→ **Task statement**:
A single number is the answer: the count of lines in the records that hold the word "this".

════════════════

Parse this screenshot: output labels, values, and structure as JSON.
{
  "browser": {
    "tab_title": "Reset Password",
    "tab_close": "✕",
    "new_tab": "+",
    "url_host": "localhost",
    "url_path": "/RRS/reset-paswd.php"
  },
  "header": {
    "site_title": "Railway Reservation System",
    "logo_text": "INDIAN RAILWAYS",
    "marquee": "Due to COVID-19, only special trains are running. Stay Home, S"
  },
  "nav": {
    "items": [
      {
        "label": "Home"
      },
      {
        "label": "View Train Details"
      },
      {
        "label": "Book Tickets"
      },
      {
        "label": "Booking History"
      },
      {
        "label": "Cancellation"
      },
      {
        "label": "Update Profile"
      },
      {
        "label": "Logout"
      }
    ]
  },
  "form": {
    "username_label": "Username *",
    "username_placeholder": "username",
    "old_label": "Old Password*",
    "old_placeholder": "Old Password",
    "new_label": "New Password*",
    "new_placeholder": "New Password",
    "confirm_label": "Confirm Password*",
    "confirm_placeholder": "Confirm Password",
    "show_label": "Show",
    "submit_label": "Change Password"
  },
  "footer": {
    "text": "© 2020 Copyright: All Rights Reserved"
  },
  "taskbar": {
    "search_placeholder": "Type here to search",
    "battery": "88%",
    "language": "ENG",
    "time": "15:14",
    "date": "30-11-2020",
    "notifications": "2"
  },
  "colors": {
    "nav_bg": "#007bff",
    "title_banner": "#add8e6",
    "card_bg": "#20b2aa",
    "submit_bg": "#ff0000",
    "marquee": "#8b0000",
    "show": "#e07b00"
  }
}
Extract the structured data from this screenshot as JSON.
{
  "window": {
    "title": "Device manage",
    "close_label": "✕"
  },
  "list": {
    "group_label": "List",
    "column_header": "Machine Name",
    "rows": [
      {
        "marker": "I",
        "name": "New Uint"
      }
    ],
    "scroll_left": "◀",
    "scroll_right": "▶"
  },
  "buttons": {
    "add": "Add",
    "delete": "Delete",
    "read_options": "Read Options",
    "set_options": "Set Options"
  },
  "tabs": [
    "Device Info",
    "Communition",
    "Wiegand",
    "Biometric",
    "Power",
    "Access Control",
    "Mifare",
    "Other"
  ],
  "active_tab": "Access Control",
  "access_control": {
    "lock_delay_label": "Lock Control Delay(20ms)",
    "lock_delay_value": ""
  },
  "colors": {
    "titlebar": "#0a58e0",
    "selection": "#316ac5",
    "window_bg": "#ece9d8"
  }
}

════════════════

→ **The completed task**:
2